Kawhi Leonard drops a double-double of 31 points and 10 rebounds as the Raptors defeat the Celtics 113-101. (1:00)

TORONTO -- Between the multiple MVP chants that rained down from the crowd and the 31 points and 10 rebounds he jammed Friday's box score with in the Raptors' impressive 113-101 win over the Boston Celtics, it would be easy to assume that this, already, is Kawhi Leonard at his best.

Yet Leonard and his teammates would say that's off-base and that the two-time All-Star is just rounding back into shape and getting his bearings. If anything, this is merely the beginning of Leonard's basketball rebirth.

In just the second game of the season, Leonard pieced together a dominant stretch in the third period, logging 15 points on 5-of-7 shooting in eight minutes of playing time. The scores -- aided by coach Nick Nurse and guard Kyle Lowry's effort to get him the ball in advantageous spots -- came in a variety of ways, mixing in a dunk with a face-up jumper, a turnaround jumper, a 3-pointer and finally finishing with a layup.

It was during free throws he shot that quarter that the MVP chants first began.

"It's a little early [for those chants]," Leonardo said, while explaining that he appreciates the sentiment.

But who could blame anyone for being this excited so soon? Leonard hadn't scored 30 points in a game since May 3, 2017, against the Houston Rockets, during the Western Conference semifinals. He acknowledged that he still doesn't have his legs all the way back after all the time he missed. And he isn't yet fully comfortable with the offense, which he often breaks to find his own shot.

"Half of our turnovers are him not being able to find guys out of a double-team or him not being able to get a rhythm on this floor shooting-wise. It's gonna take some time, between him being new and between not playing for a year and a half," said Raptors teammate Danny Green, who came over with Leonard from the San Antonio Spurs via trade. "He's actually way ahead of my schedule -- well, I don't have a schedule for him. But I didn't expect him to be at where he is now. Hopefully by December or Christmastime or January, he'll be back to his old, efficient self."

The fact that he isn't quite there yet didn't keep him from punishing the Celtics' efforts to stop him, whether it was Leonard manhandling Gordon Hayward off the block for a bucket or Kyrie Irving losing him for just long enough for the forward to cut to the rim for a dunk down the lane.

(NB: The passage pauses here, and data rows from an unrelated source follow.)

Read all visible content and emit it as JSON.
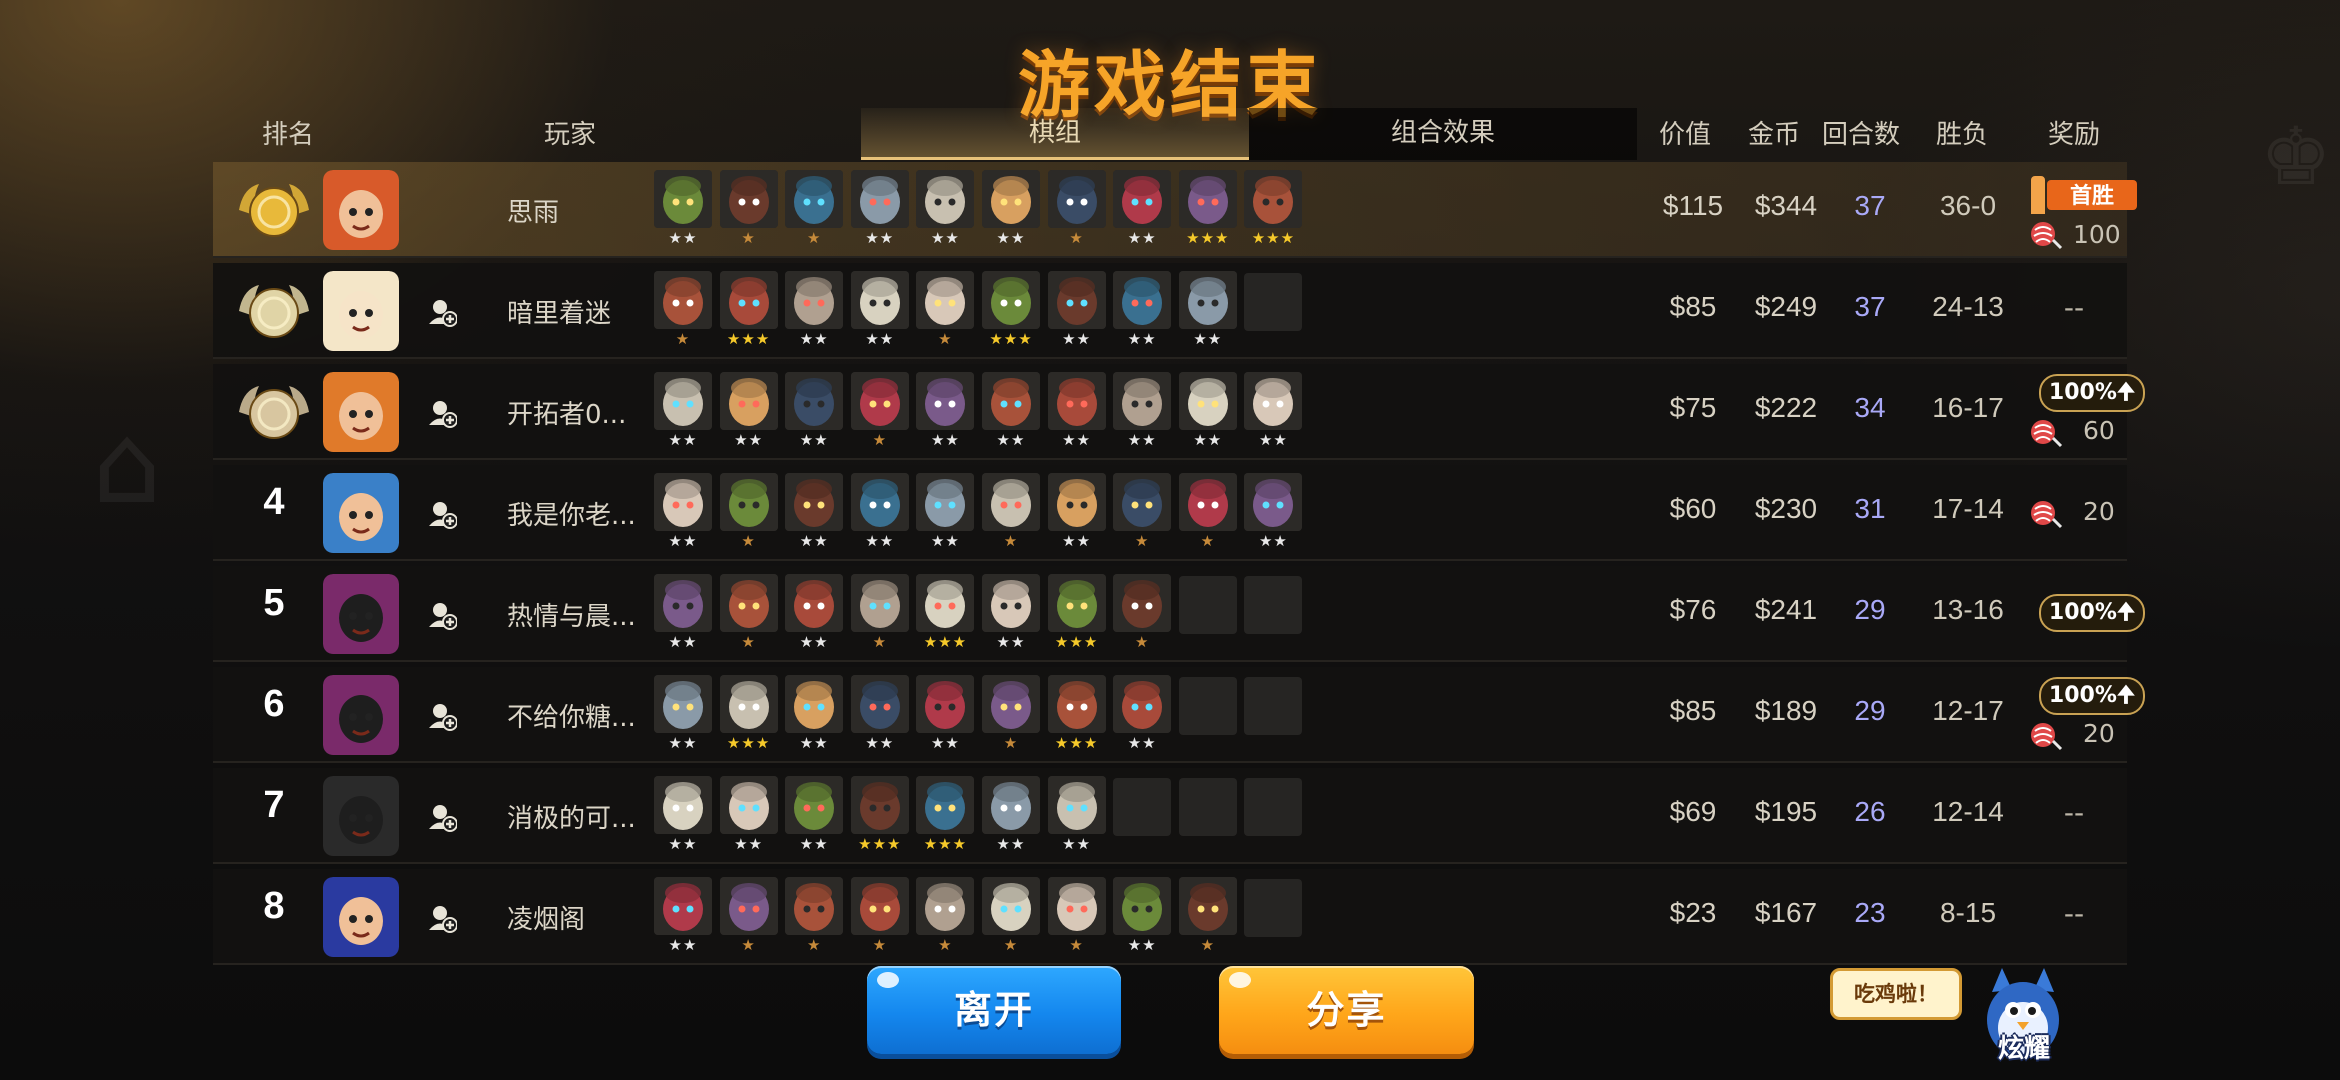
{
  "title": "游戏结束",
  "headers": {
    "rank": "排名",
    "player": "玩家",
    "lineup_tab": "棋组",
    "synergy_tab": "组合效果",
    "value": "价值",
    "gold": "金币",
    "rounds": "回合数",
    "win_loss": "胜负",
    "reward": "奖励"
  },
  "rows": [
    {
      "rank": "1",
      "rank_badge": "gold-medal",
      "name": "思雨",
      "value": "$115",
      "gold": "$344",
      "rounds": "37",
      "wl": "36-0",
      "reward": {
        "banner": "首胜",
        "candy": "100"
      },
      "stars": [
        2,
        1,
        1,
        2,
        2,
        2,
        1,
        2,
        3,
        3
      ],
      "units": 10
    },
    {
      "rank": "2",
      "rank_badge": "silver-medal",
      "name": "暗里着迷",
      "value": "$85",
      "gold": "$249",
      "rounds": "37",
      "wl": "24-13",
      "reward": {
        "dash": "--"
      },
      "stars": [
        1,
        3,
        2,
        2,
        1,
        3,
        2,
        2,
        2
      ],
      "units": 9
    },
    {
      "rank": "3",
      "rank_badge": "bronze-medal",
      "name": "开拓者0...",
      "value": "$75",
      "gold": "$222",
      "rounds": "34",
      "wl": "16-17",
      "reward": {
        "pill": "100%",
        "candy": "60"
      },
      "stars": [
        2,
        2,
        2,
        1,
        2,
        2,
        2,
        2,
        2,
        2
      ],
      "units": 10
    },
    {
      "rank": "4",
      "name": "我是你老...",
      "value": "$60",
      "gold": "$230",
      "rounds": "31",
      "wl": "17-14",
      "reward": {
        "candy": "20"
      },
      "stars": [
        2,
        1,
        2,
        2,
        2,
        1,
        2,
        1,
        1,
        2
      ],
      "units": 10
    },
    {
      "rank": "5",
      "name": "热情与晨...",
      "value": "$76",
      "gold": "$241",
      "rounds": "29",
      "wl": "13-16",
      "reward": {
        "pill": "100%"
      },
      "stars": [
        2,
        1,
        2,
        1,
        3,
        2,
        3,
        1
      ],
      "units": 8
    },
    {
      "rank": "6",
      "name": "不给你糖...",
      "value": "$85",
      "gold": "$189",
      "rounds": "29",
      "wl": "12-17",
      "reward": {
        "pill": "100%",
        "candy": "20"
      },
      "stars": [
        2,
        3,
        2,
        2,
        2,
        1,
        3,
        2
      ],
      "units": 8
    },
    {
      "rank": "7",
      "name": "消极的可...",
      "value": "$69",
      "gold": "$195",
      "rounds": "26",
      "wl": "12-14",
      "reward": {
        "dash": "--"
      },
      "stars": [
        2,
        2,
        2,
        3,
        3,
        2,
        2
      ],
      "units": 7
    },
    {
      "rank": "8",
      "name": "凌烟阁",
      "value": "$23",
      "gold": "$167",
      "rounds": "23",
      "wl": "8-15",
      "reward": {
        "dash": "--"
      },
      "stars": [
        2,
        1,
        1,
        1,
        1,
        1,
        1,
        2,
        1
      ],
      "units": 9
    }
  ],
  "buttons": {
    "leave": "离开",
    "share": "分享"
  },
  "flaunt": {
    "bubble": "吃鸡啦！",
    "label": "炫耀"
  },
  "colors": {
    "title": "#f6a428",
    "rounds": "#a9a9f7",
    "leave": "#1487ee",
    "share": "#ffa61a"
  }
}
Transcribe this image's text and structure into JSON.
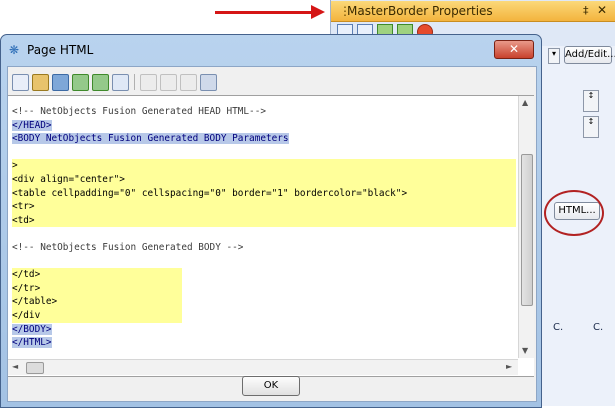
{
  "props_panel": {
    "title": "MasterBorder Properties",
    "pin_glyph": "‡",
    "close_glyph": "✕",
    "add_edit_label": "Add/Edit...",
    "html_button_label": "HTML...",
    "bottom_items": [
      "C.",
      "C."
    ],
    "spinner_glyph": "↕"
  },
  "dialog": {
    "title": "Page HTML",
    "close_glyph": "✕",
    "ok_label": "OK",
    "code_lines": [
      {
        "text": "<!-- NetObjects Fusion Generated HEAD HTML-->",
        "style": "comment"
      },
      {
        "text": "</HEAD>",
        "style": "sel"
      },
      {
        "text": "<BODY NetObjects Fusion Generated BODY Parameters",
        "style": "sel"
      },
      {
        "text": "",
        "style": "plain"
      },
      {
        "text": ">",
        "style": "hl"
      },
      {
        "text": "<div align=\"center\">",
        "style": "hl"
      },
      {
        "text": "<table cellpadding=\"0\" cellspacing=\"0\" border=\"1\" bordercolor=\"black\">",
        "style": "hl"
      },
      {
        "text": "<tr>",
        "style": "hl"
      },
      {
        "text": "<td>",
        "style": "hl"
      },
      {
        "text": "",
        "style": "plain"
      },
      {
        "text": "<!-- NetObjects Fusion Generated BODY -->",
        "style": "comment"
      },
      {
        "text": "",
        "style": "plain"
      },
      {
        "text": "</td>",
        "style": "hl"
      },
      {
        "text": "</tr>",
        "style": "hl"
      },
      {
        "text": "</table>",
        "style": "hl"
      },
      {
        "text": "</div",
        "style": "hl"
      },
      {
        "text": "</BODY>",
        "style": "sel"
      },
      {
        "text": "</HTML>",
        "style": "sel"
      }
    ]
  },
  "colors": {
    "annotation_red": "#d51616",
    "selection_blue": "#b7c8e8",
    "highlight_yellow": "#ffff9a"
  }
}
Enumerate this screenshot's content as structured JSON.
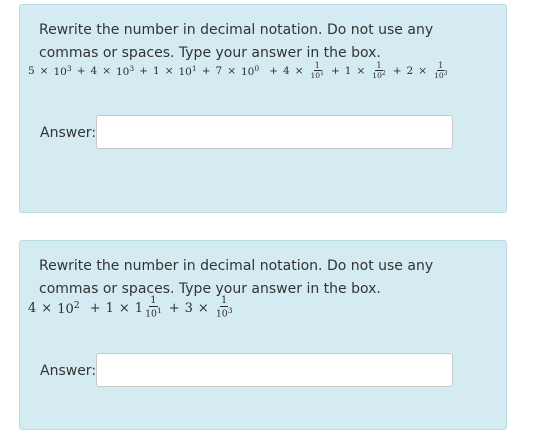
{
  "questions": [
    {
      "prompt": "Rewrite the number in decimal notation. Do not use any commas or spaces. Type your answer in the box.",
      "expression": {
        "t1_coef": "5",
        "t1_base": "10",
        "t1_exp": "3",
        "t2_coef": "4",
        "t2_base": "10",
        "t2_exp": "3",
        "t3_coef": "1",
        "t3_base": "10",
        "t3_exp": "1",
        "t4_coef": "7",
        "t4_base": "10",
        "t4_exp": "0",
        "t5_coef": "4",
        "t5_num": "1",
        "t5_base": "10",
        "t5_exp": "1",
        "t6_coef": "1",
        "t6_num": "1",
        "t6_base": "10",
        "t6_exp": "2",
        "t7_coef": "2",
        "t7_num": "1",
        "t7_base": "10",
        "t7_exp": "3",
        "times": "×",
        "plus": "+"
      },
      "answer_label": "Answer:",
      "answer_value": ""
    },
    {
      "prompt": "Rewrite the number in decimal notation. Do not use any commas or spaces. Type your answer in the box.",
      "expression": {
        "t1_coef": "4",
        "t1_base": "10",
        "t1_exp": "2",
        "t2_coef": "1",
        "t2_whole": "1",
        "t2_num": "1",
        "t2_base": "10",
        "t2_exp": "1",
        "t3_coef": "3",
        "t3_num": "1",
        "t3_base": "10",
        "t3_exp": "3",
        "times": "×",
        "plus": "+"
      },
      "answer_label": "Answer:",
      "answer_value": ""
    }
  ]
}
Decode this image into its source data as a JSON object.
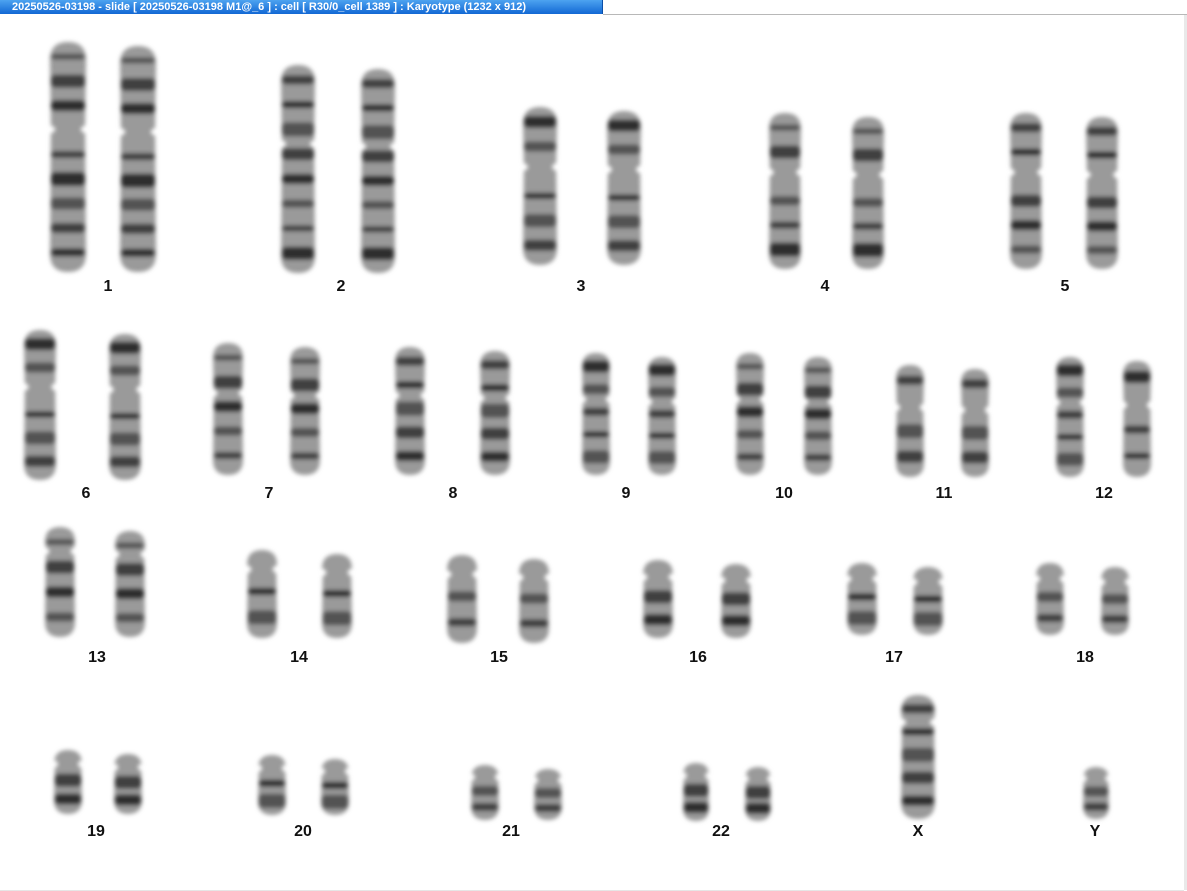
{
  "window": {
    "title": "20250526-03198 - slide [ 20250526-03198 M1@_6 ] : cell [ R30/0_cell 1389 ] : Karyotype  (1232 x 912)"
  },
  "karyotype": {
    "labels": [
      "1",
      "2",
      "3",
      "4",
      "5",
      "6",
      "7",
      "8",
      "9",
      "10",
      "11",
      "12",
      "13",
      "14",
      "15",
      "16",
      "17",
      "18",
      "19",
      "20",
      "21",
      "22",
      "X",
      "Y"
    ]
  },
  "colors": {
    "titlebar": "#1a73d9",
    "chromosome_dark": "#1a1a1a",
    "chromosome_light": "#9a9a9a"
  }
}
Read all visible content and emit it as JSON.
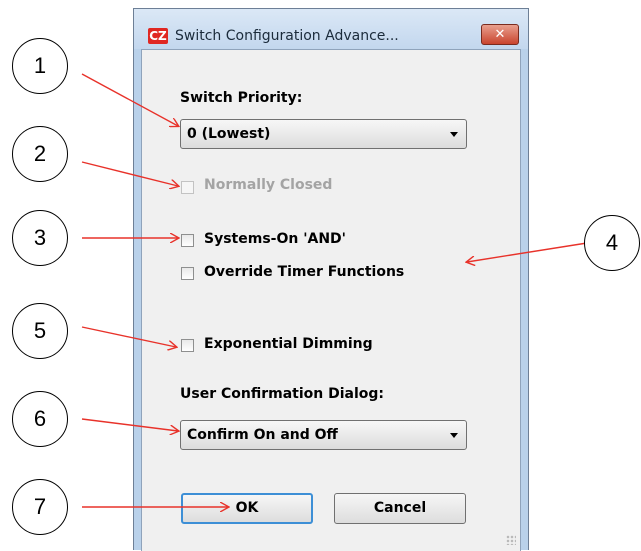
{
  "window": {
    "title": "Switch Configuration Advance...",
    "app_icon_text": "CZ",
    "close_glyph": "✕"
  },
  "form": {
    "priority_label": "Switch Priority:",
    "priority_value": "0 (Lowest)",
    "checkboxes": [
      {
        "label": "Normally Closed",
        "checked": false,
        "enabled": false
      },
      {
        "label": "Systems-On 'AND'",
        "checked": false,
        "enabled": true
      },
      {
        "label": "Override Timer Functions",
        "checked": false,
        "enabled": true
      },
      {
        "label": "Exponential Dimming",
        "checked": false,
        "enabled": true
      }
    ],
    "confirm_label": "User Confirmation Dialog:",
    "confirm_value": "Confirm On and Off",
    "ok_label": "OK",
    "cancel_label": "Cancel"
  },
  "callouts": [
    "1",
    "2",
    "3",
    "4",
    "5",
    "6",
    "7"
  ],
  "colors": {
    "arrow": "#e8322a",
    "window_frame": "#b9d1ea",
    "client_bg": "#f0f0f0",
    "default_button_border": "#3d8fd6"
  }
}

"I think anytime he goes through you and scores, you're not doing anything wrong coverage-wise. He's gonna create some of that stuff, because he's a great player," said Boston coach Brad Stevens, adding that the Celtics' double-teams were occasionally too late to stop Leonard from making a play. "No matter who Kawhi was against, Kawhi was doing well."

Two things stand out about Leonard's scoring thus far: First, a number of his shot attempts would seem to go against the grain of Nurse's system, which is predicated on ball movement. Leonard, much like on Wednesday when a third of his shots came after seven dribbles or more, took his time Friday to create the looks he wanted, even if they didn't always come within the flow of the offense.

Nurse suggested he was fine with that for the time being.

"To be honest, it wasn't a ton of ball movement, but we were trying to get to some places we thought we could get to," Nurse said, perhaps referring to perceived mismatches.

Second, and more important long term, Leonard could quietly become the Raptors' own version of what gave Toronto fits for years, before LeBron James left the conference to go West. By single-handedly taking over games in the second half and controlling tempo, Leonard could nullify a premier defense like Boston's the same way James did with Toronto's last postseason and before -- a dynamic the Raptors lacked with DeMar DeRozan, who is more of a finesse player than Leonard, who can simply muscle and back his way toward the basket.

On Friday morning at shootaround, Irving declined to compare Leonard's otherworldly strength with James', saying there was no joy in such an exercise. But Lowry, when asked about the strength Leonard illustrates in the post, said he very much likes what he sees.

"To watch it is pretty cool. He can play his butt off -- especially when he's aggressive," Lowry said. "He's a guy who's hard to stop when he gets to his spots, and I think tonight he played extremely hard and got to his spots."

And to think, this is the just the beginning for Leonard and his new team.